┌─ Task material

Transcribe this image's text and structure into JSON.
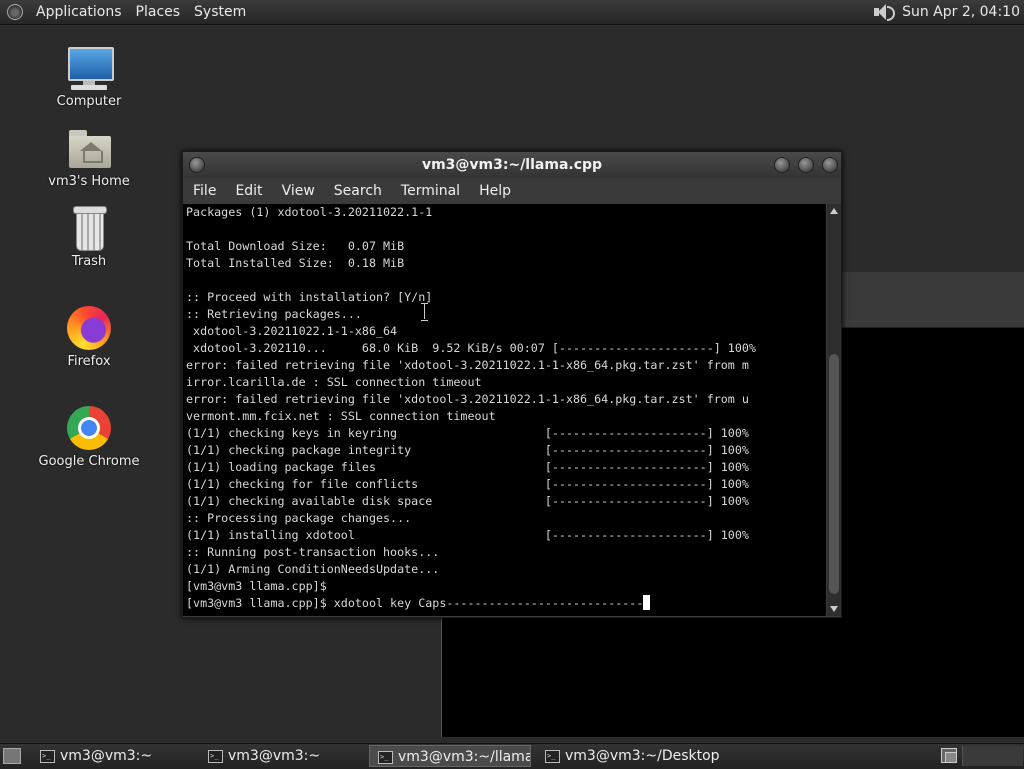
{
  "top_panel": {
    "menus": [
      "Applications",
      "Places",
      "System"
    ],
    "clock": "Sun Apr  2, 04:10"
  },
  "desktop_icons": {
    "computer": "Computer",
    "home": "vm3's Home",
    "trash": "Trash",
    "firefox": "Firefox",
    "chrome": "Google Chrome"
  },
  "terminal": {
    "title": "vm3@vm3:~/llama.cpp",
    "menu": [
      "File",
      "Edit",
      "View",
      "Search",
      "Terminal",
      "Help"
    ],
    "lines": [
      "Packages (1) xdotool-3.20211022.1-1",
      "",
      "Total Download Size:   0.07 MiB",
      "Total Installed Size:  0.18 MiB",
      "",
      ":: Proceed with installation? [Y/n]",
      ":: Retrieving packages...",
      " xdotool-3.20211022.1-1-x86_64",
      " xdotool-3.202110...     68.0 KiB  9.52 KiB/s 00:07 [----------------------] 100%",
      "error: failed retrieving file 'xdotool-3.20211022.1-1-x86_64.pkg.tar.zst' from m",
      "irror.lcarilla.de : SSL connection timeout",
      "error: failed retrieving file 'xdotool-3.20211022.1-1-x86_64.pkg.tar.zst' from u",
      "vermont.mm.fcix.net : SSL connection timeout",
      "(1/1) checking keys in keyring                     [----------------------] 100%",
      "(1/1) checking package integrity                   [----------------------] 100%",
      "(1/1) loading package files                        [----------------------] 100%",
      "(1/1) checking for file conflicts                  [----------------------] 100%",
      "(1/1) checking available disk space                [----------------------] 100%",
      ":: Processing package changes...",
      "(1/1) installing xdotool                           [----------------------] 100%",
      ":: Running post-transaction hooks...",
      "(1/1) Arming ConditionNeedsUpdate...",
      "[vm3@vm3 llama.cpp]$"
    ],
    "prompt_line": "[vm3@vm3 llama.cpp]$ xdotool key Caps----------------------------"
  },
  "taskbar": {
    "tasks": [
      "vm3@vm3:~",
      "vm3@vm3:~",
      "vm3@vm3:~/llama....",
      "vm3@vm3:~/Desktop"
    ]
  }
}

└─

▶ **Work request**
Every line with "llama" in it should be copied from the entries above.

▶ **Solution below**
    "title": "vm3@vm3:~/llama.cpp",
      "[vm3@vm3 llama.cpp]$"
    "prompt_line": "[vm3@vm3 llama.cpp]$ xdotool key Caps----------------------------"
      "vm3@vm3:~/llama....",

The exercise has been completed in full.